The Adventure: We did it guys! We finally made it to the Spire and the end of our journey. The final two fights in this wing are very clever, the plus-three spell damage during the Shade of Aran fight is so simple it’s boring. The battle with Netherspite was great with the heroic mode particularly maddening, but in the good kind of way. Controlling the portals to provide buffs to your minions while preventing Netherspite from buffing himself made for a great little puzzle. Pro tip: throw a low-drop taunt minion on the right side of the board, for whatever reason Netherspite doesn’t seem inclined to attack and buys you a few turns to get the heavy hitters on the left side.
In the final section we finally get to free Medivh and we revisit a fight with (spoiler warning I guess) Malchezarr in the process. The fight is really a war of attrition and as long as you can eventually control the board, usually by around turn six you should be in a good shape.
The Cards: The stars of this are definitely the two legendaries you get for completing the wing in Prince Malchezarr and Medivh, The Guardian. Malchezarr is the card I’m most interested in seeing the pro-level players get their hands on. He’s an exceptionally powerful card because he adds five legendary minions to your deck at the start of the battle, but has a huge drawback because he adds five legendary minions to your deck at the start of battle. But how is that not just awesome? The problem becomes deck synergy. Elite decks and the players that build them carefully select the cards that go in there. While we see a lot of decks with cards that create other random cards usually those go to the hand and not shuffled into the deck. That’s a huge distinction when it comes to drawing what you need for the right occasion. The most effective use of Malchezarr is going to be something that gets a lot of cards in your hand and very quickly. Malchezarr is a long-game card and you’ll have to be clever to keep the board clear long enough to take advantage of when the big guns come out to play.

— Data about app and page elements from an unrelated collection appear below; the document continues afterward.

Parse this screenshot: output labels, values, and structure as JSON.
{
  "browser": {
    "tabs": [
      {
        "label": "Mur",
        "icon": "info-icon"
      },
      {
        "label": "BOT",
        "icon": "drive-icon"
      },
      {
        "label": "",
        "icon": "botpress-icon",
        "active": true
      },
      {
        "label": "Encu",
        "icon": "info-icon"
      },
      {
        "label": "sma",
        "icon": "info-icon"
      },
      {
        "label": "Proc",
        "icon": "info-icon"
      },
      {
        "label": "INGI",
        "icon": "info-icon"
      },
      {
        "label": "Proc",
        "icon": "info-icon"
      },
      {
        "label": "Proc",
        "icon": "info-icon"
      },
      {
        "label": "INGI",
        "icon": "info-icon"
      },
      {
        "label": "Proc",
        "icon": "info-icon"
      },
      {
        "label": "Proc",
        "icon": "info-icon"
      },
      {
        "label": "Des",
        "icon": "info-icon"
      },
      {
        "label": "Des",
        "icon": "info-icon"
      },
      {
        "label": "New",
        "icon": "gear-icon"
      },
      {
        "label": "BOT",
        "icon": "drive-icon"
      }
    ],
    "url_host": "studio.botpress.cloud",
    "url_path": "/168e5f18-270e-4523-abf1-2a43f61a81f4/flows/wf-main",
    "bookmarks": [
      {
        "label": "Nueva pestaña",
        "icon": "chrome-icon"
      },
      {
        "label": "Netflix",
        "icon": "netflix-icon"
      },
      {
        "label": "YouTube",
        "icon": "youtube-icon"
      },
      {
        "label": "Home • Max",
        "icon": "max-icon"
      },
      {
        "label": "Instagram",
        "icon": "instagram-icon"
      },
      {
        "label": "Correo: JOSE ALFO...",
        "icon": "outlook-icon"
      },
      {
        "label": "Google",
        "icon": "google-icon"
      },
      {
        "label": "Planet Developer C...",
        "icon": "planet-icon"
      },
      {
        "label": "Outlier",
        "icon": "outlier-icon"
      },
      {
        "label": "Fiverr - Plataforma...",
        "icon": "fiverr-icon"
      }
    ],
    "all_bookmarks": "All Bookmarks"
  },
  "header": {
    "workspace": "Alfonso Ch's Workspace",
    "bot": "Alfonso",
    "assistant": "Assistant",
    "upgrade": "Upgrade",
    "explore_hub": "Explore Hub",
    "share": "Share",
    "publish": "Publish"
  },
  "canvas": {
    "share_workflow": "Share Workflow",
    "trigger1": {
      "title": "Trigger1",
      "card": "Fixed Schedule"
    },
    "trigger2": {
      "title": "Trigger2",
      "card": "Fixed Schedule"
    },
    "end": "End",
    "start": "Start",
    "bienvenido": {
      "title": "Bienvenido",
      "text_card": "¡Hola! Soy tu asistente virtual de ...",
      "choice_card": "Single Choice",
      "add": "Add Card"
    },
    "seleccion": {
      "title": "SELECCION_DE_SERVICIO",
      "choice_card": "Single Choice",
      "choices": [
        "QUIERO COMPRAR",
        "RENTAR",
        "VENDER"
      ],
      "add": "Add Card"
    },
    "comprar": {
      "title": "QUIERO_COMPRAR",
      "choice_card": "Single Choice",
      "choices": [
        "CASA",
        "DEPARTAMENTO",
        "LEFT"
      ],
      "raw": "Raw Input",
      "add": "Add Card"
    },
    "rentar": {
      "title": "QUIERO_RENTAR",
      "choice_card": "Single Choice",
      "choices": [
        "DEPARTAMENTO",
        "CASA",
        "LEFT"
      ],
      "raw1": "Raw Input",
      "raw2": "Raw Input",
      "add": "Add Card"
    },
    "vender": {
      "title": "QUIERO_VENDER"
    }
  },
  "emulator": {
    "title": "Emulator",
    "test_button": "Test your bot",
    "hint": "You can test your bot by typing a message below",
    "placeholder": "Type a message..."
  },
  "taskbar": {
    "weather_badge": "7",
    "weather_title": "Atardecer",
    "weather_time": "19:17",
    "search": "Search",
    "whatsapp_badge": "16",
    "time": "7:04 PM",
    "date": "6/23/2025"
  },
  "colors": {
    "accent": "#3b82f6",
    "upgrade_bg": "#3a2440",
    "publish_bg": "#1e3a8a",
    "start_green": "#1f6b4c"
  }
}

Medivh, The Guardian is more likely to see immediate deck inclusion. While just being a 7/7 eight-drop card is good on it’s own. You also get Atiesh, a 1/3 weapon that loses a durability once you cast a spell. The effect? Summon a minion of the same cost as the spell you cast. This should work seamlessly with some of the higher level Mage or Paladin spells. I could even see this working nicely in non-aggro Warlock decks. Think using it in conjunction with Twisting Nether or DOOM!
Final Thoughts: One Night in Karazhan is a rather excellent solo adventure. There were several good highlights, a challenging heroic mode and the class specific deck challenges were interesting as well. Of course cards for the meta are what ultimately matter and this adventure did not disappoint. We’ve seen the addition of dual-effect cards and at least an attempt at introducing a new type of deck construction. Blizzard has also attempted to address some of the overlying issues with heroes that clearly favor the mid-to-late game and provided boosts to those deck types in the hopes of seeing them enter into more competitive play. Time will ultimately tell whether the cards from One Night in Karazhan become permanent fixtures, but appears to be a great step forward for the series.
Images courtesy us.battle.net.